= EXERCISE =
All of the records below are to be copied exactly.

GIVEN INFORMATION Block Start

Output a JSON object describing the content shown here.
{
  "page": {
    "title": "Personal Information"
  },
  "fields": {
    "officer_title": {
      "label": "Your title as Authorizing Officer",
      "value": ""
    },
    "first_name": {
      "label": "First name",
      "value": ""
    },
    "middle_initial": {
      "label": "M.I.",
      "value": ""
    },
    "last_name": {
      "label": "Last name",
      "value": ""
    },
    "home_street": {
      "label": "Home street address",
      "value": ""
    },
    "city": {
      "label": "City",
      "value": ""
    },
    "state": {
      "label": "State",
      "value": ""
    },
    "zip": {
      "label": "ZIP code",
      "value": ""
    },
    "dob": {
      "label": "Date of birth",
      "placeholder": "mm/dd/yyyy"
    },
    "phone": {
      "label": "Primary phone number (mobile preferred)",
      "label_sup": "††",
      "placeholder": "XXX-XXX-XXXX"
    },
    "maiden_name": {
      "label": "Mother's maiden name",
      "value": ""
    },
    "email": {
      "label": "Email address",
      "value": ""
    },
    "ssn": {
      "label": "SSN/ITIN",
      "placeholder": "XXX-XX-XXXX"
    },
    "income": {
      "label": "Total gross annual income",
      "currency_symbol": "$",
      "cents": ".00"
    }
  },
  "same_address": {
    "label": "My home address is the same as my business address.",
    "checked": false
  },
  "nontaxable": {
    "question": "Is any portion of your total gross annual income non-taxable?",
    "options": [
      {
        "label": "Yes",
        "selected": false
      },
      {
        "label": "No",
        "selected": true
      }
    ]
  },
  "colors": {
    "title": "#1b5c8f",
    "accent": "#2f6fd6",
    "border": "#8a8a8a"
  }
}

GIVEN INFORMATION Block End

= YOUR RESPONSE =
Output a JSON object describing the content shown here.
{
  "page": {
    "title": "Personal Information"
  },
  "fields": {
    "officer_title": {
      "label": "Your title as Authorizing Officer",
      "value": ""
    },
    "first_name": {
      "label": "First name",
      "value": ""
    },
    "middle_initial": {
      "label": "M.I.",
      "value": ""
    },
    "last_name": {
      "label": "Last name",
      "value": ""
    },
    "home_street": {
      "label": "Home street address",
      "value": ""
    },
    "city": {
      "label": "City",
      "value": ""
    },
    "state": {
      "label": "State",
      "value": ""
    },
    "zip": {
      "label": "ZIP code",
      "value": ""
    },
    "dob": {
      "label": "Date of birth",
      "placeholder": "mm/dd/yyyy"
    },
    "phone": {
      "label": "Primary phone number (mobile preferred)",
      "label_sup": "††",
      "placeholder": "XXX-XXX-XXXX"
    },
    "maiden_name": {
      "label": "Mother's maiden name",
      "value": ""
    },
    "email": {
      "label": "Email address",
      "value": ""
    },
    "ssn": {
      "label": "SSN/ITIN",
      "placeholder": "XXX-XX-XXXX"
    },
    "income": {
      "label": "Total gross annual income",
      "currency_symbol": "$",
      "cents": ".00"
    }
  },
  "same_address": {
    "label": "My home address is the same as my business address.",
    "checked": false
  },
  "nontaxable": {
    "question": "Is any portion of your total gross annual income non-taxable?",
    "options": [
      {
        "label": "Yes",
        "selected": false
      },
      {
        "label": "No",
        "selected": true
      }
    ]
  },
  "colors": {
    "title": "#1b5c8f",
    "accent": "#2f6fd6",
    "border": "#8a8a8a"
  }
}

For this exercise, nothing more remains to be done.